玉乃光- 純米大吟醸 備前雄町 The Mercedes of sake
Take a look into how this world-class sake is made.
You hear a lot about the quality of grapes when wine is discussed, but did you know that the quality of rice is just as important in sake-making? The sake masters at the long-standing Kyoto brewery Tamanohikari are no strangers to this fact. A selection of the finest rice grains are hand-chosen by the discerning brewers—and in fact, these brewers are so intimately familiar with the importance of good rice that they get involved by going out into the rice paddies each spring, dressed in long rubber boots, to join the farmers in the planting process.

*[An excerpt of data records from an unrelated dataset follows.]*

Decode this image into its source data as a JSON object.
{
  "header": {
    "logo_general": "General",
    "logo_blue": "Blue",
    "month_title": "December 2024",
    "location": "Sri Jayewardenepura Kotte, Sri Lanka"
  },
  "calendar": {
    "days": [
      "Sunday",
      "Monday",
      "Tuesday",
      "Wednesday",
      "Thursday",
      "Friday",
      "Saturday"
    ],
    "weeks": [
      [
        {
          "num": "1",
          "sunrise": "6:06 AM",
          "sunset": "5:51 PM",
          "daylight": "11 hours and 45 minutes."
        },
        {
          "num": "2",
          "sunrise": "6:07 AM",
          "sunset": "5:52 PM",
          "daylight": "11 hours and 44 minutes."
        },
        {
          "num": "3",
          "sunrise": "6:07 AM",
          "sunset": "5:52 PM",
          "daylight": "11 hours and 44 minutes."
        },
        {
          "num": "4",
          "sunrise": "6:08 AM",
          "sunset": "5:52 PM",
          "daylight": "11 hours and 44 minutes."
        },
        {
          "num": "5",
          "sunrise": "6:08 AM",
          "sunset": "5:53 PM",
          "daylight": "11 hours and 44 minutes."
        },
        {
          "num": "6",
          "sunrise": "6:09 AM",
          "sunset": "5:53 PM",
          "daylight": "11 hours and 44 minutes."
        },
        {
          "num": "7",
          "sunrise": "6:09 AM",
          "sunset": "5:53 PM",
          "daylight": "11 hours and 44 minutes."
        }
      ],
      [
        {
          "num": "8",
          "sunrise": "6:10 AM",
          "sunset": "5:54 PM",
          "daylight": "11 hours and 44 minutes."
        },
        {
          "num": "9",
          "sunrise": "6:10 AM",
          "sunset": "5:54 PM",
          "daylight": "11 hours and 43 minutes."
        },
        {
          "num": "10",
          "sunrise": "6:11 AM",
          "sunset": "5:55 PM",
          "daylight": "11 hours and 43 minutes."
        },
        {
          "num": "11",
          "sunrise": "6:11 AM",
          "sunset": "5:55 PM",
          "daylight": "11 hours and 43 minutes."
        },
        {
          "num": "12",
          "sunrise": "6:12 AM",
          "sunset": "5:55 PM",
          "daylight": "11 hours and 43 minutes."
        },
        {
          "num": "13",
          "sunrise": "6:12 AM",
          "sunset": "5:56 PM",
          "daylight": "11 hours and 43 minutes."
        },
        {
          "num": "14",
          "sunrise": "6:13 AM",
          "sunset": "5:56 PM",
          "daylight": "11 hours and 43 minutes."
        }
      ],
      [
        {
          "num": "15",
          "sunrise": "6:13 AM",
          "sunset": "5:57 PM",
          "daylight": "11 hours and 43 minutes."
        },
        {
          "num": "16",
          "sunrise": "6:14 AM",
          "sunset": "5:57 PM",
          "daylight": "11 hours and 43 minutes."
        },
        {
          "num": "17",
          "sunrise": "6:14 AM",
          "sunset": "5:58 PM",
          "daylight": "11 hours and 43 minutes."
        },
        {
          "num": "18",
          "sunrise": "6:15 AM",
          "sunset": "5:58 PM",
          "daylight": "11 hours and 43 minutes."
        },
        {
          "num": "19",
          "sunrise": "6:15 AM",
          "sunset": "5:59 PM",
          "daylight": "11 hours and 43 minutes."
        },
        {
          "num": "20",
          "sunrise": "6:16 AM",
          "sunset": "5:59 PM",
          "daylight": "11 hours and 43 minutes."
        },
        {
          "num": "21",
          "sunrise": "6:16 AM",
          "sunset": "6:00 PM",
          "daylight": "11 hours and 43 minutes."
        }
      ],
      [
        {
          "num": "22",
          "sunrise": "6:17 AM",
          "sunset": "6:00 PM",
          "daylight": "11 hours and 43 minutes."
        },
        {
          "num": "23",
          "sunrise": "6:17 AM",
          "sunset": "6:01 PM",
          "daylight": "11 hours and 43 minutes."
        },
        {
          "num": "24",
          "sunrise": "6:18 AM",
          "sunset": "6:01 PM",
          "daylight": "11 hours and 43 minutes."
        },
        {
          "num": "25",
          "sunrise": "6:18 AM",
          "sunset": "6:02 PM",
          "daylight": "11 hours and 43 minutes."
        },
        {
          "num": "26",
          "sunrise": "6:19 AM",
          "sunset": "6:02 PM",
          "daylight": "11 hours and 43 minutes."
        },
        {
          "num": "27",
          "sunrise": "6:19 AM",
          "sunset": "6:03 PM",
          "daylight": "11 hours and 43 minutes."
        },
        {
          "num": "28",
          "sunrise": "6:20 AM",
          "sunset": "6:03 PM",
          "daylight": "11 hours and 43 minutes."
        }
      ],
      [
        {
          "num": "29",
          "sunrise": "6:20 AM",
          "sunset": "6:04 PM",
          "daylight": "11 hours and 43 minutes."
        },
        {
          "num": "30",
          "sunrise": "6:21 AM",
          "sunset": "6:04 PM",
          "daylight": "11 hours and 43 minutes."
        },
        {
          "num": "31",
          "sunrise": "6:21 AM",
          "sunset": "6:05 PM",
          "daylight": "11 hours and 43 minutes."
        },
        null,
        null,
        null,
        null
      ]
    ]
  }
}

Once the carefully cultivated and high-quality grains are harvested, they are taken to the brewery to start the purification process. The purification or polishing process is the milling of rice grains to strip them of their outer shells, where there is protein, bran, fatty acids and other components that are undesirable in sake. A lot of skill and patience is needed in this purification process, which is slow and gentle to prevent cracking the rice kernels or generating too much heat. It takes Tamanohikari between 30 and 48 hours to mill down to less than 50 per cent of the original grain size, leaving only the purest and most delicious elements of the rice to be used in the Junmai Daiginjo Bizen-Omachi.
Tamanohikari is situated in Fushimi, Kyoto Prefecture, where incredibly pristine and pure groundwater flows. In fact, the water here was recognized in a survey by the Ministry of the Environment in 1985 as being one of the top 100 waters in Japan. Nature’s secret recipe for this pure and delicious water lends to the splendid flavours of Tamanohikari in a way that can’t be imitated anywhere else in the world.
Koji brings the rice to life
Koji, or the mould that is used for fermentation, is massaged into the polished rice by the hands of the sake masters. The koji process requires an incredible amount of skill and experience, as constant fine-tuning is required to get the perfect amount of fermentation.
The pure and simple ingredients of Tamanohikari make it a smooth sake that’s gentler on your stomach than the average bottle. Bursting with aroma and full-bodied, the flavours are delicately balanced between sweet and dry with notes of peach, apple and pear. This sake can be served hot or cold, or even on ice, depending on your mood. Junmai Daiginjo, considered the Mer- cedes of sake, makes up only 5 per cent of the sake market because of the skill and time required to make it. If you want to find out what real sake tastes like, there’s no better place to start.
The Tamanohikari Omachi “Gold” Junmai Daiginjo 300mL bottle is available for $17.05 at the LCBO.
Hangover no more
You won’t wake up in the morning with regrets when you drink this super-refined beverage.
Supreme rice plants that require unique cultivation techniques give harvest to Omachi rice or Okuhomare rice. These plants grow much taller than typical rice plants and produce grains with unique structures that are ideal for brewing premium sake. Little pearls of starch make up the core of each rice grain, with other elements like fatty acids and proteins wrapped around it—unlike ordinary rice, in which these components are mixed together throughout the grain. The fatty acids, a cause of hangovers, are stripped away in Tamano-hikari’s polishing process to create a sake that is delicious and gentle to your body.